"In Chicago, there's no indoor dining," he said. "We've led with safety, and we still can't get a specific bill for our industry."
Tax professionals have also set their sights on tax breaks for employers with workers who are out sick or go on paid leave.
The law that put those credits in place, the Families First Coronavirus Response Act, expires at the end of this year – just as hospitalizations related to Covid-19 are reaching new highs.
"I guess it's still 30 days down the line, but if they let that lapse – even if it's put back in place retroactively – it's going to cripple people across the country," said Adam Markowitz, enrolled agent and vice president of Howard L Markowitz PA CPA in Leesburg, Florida.
Relief must also be available to individuals, including those $1,200 stimulus checks which were noticeably absent from the latest proposals.

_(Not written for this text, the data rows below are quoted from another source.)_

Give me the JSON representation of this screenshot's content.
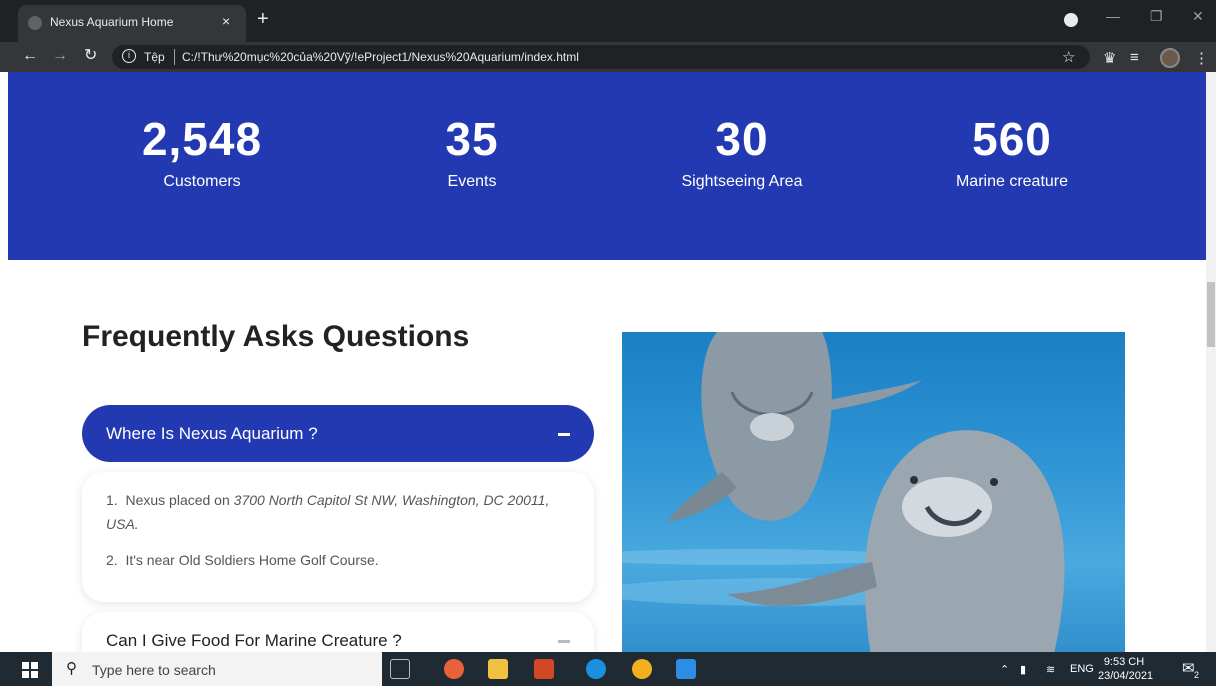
{
  "browser": {
    "tab_title": "Nexus Aquarium Home",
    "tab_close": "×",
    "new_tab": "+",
    "protocol_label": "Tệp",
    "url": "C:/!Thư%20mục%20của%20Vỹ/!eProject1/Nexus%20Aquarium/index.html"
  },
  "stats": [
    {
      "value": "2,548",
      "label": "Customers"
    },
    {
      "value": "35",
      "label": "Events"
    },
    {
      "value": "30",
      "label": "Sightseeing Area"
    },
    {
      "value": "560",
      "label": "Marine creature"
    }
  ],
  "faq": {
    "title": "Frequently Asks Questions",
    "items": [
      {
        "question": "Where Is Nexus Aquarium ?",
        "expanded": true,
        "answers": [
          {
            "num": "1.",
            "prefix": "Nexus placed on ",
            "em": "3700 North Capitol St NW, Washington, DC 20011, USA."
          },
          {
            "num": "2.",
            "text": "It's near Old Soldiers Home Golf Course."
          }
        ]
      },
      {
        "question": "Can I Give Food For Marine Creature ?",
        "expanded": false
      }
    ]
  },
  "colors": {
    "brand": "#2339b1"
  },
  "taskbar": {
    "search_placeholder": "Type here to search",
    "language": "ENG",
    "time": "9:53 CH",
    "date": "23/04/2021",
    "notification_count": "2"
  }
}
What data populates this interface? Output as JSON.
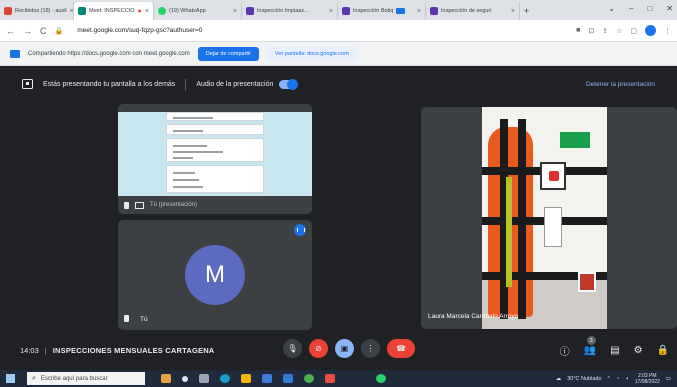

"If consumer spending drops off, that's going to have knock-on effects on businesses that aren't directly impacted by Covid, but their consumers will be impacted and stop spending," said Zollars.